Demonstrations have been held in Sheffield and across the UK in support of 15 human rights activists who were convicted last week on terror offences after preventing a deportation plane from leaving Stansted airport. The Sheffield protests were held outside the Home Office building at Millsands and also marked International Migrants Day which is observed on 18 December by the United Nations. The Stansted 15 activists locked themselves around a Boeing 767 chartered to return undocumented migrants to Nigeria, Ghana and Sierra Leone and held a banner proclaiming “mass deportations kill”. Sheffield Live! reporter Azz Mohammed spoke to Michael Collins of the Right To Remain campaign.
Dozens staged a protest on Monday outside the Home Office South Yorkshire immigration centre at Vulcan House over the deportation of Zimbabwean asylum seekers. Protestors claim that representatives of the Zimbabwean government were invited to be involved in questioning asylum seekers in the UK as part of a plan to return 2500 failed asylum seekers to Zimbabwe. A Home Office spokesperson said: “Routine re-documentation interviews take place regularly at Home Office sites across the UK”. Baillor Jalloh reports for Sheffield Live!
Civil servants mounted a protest outside Home Office buildings in Sheffield over a pay claim in support of security guards. The Public and Commercial Services Union are balloting members over possible strike action. Azz Mohammed reports for Sheffield Live!
An Iraqi student in Sheffield has spoken of the distress he faced whilst he was detained by the Home Office at Morton Hall detention centre. Ahmed Sedeeq, an atheist who came to the UK in 2011, told Sheffield Live! “detention is not a picnic” and living an uncertain life is distressing. Ahmed was detained and threatened with deportation by UK border officers on 18 December 2017 but released a week later after more than 11,000 signed a petition asking the Home Office and The University of Sheffield to let him continue his studies.
More than 11,000 people signed a petition calling on the Home Office and the University of Sheffield to allow a PhD student to continue his studies.

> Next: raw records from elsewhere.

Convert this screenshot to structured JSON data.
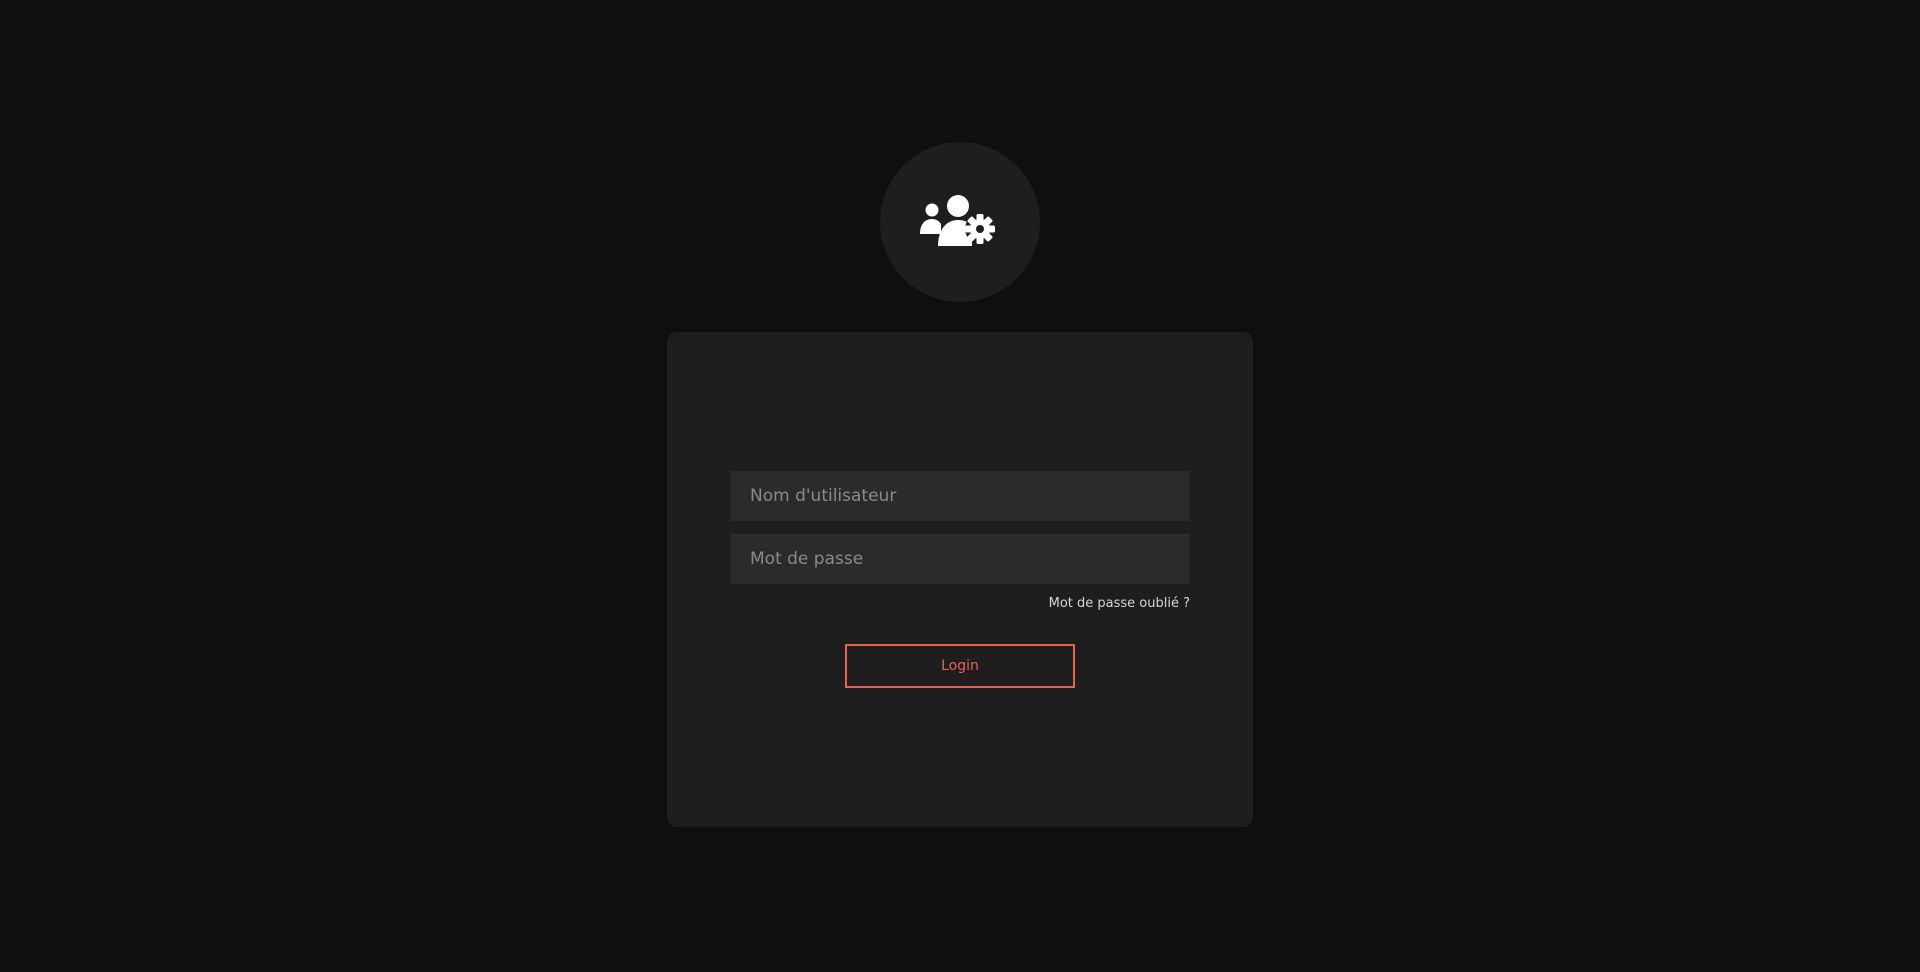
{
  "header": {
    "icon": "users-gear-icon"
  },
  "login_form": {
    "username_placeholder": "Nom d'utilisateur",
    "username_value": "",
    "password_placeholder": "Mot de passe",
    "password_value": "",
    "forgot_password_label": "Mot de passe oublié ?",
    "login_label": "Login"
  },
  "colors": {
    "background": "#0f0f0f",
    "card": "#1e1e1e",
    "input": "#2b2b2b",
    "accent": "#e8614d"
  }
}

Ahmed Sedeeq was detained and threatened with deportation by UK border officers on 18 December 2017 but has since been released by the Home Office. Sanaz Raji, of Unis Resist Border Control, accused The University of Sheffield of “colluding with the Home Office” and doing little to support Ahmed following his detention. A University of Sheffield spokesperson told Sheffield Live! “Our student support staff have been in regular contact with both Ahmed and his solicitor since we were made aware of the case some weeks ago, including liaising with his legal advisers over the Christmas period. We have now received confirmation in regards to Ahmed’s immigration status which has enabled us to restore his university registration and continue to support him in resuming his studies at the University”. Baillor Jalloh reports for Sheffield Live!
Attempts to ban repeated marches by far right groups in Rotherham have been rejected by the Home Office. South Yorkshire’s Police and Crime Commissioner Dr Alan Billings sought a change in the law to ban marches on grounds of frequency, cost and community impact. Since 2012 sixteen protests have been held, the majority organized by far right groups such as the English Defence League and Britain First, with a combined policing cost of £4m. The Home Office said it had no current plans to change the law. The EDL are planning to march in Rotherham this weekend. Sheffield Live! reporter Simon Thake spoke to Dr Alan Billings.
Twelve months on from submitting a legal dossier to the Home Office, the Orgreave Truth and Justice Campaign have renewed their call for a full enquiry into the Battle of Orgreave. The campaign responded in December 2015 to a Home Office request for evidence concerning allegations of police brutality and wrongdoing against picketing miners at the Orgreave coking plant on 18 June 1984. The legal dossier included information relating to complaints of police fabrication of evidence, wrongful arrest, malicious prosecution and perjury. One year on members of the campaign made their way to London to protest current Home Secretary Amber Rudd’s decision not to hold a public inquiry into the events or Orgreave. The Home Office has said that it will additional files on the 1984 miners’ strike in early 2017, including information relating to Orgreave. Simon Thake reports for SheffieldLive!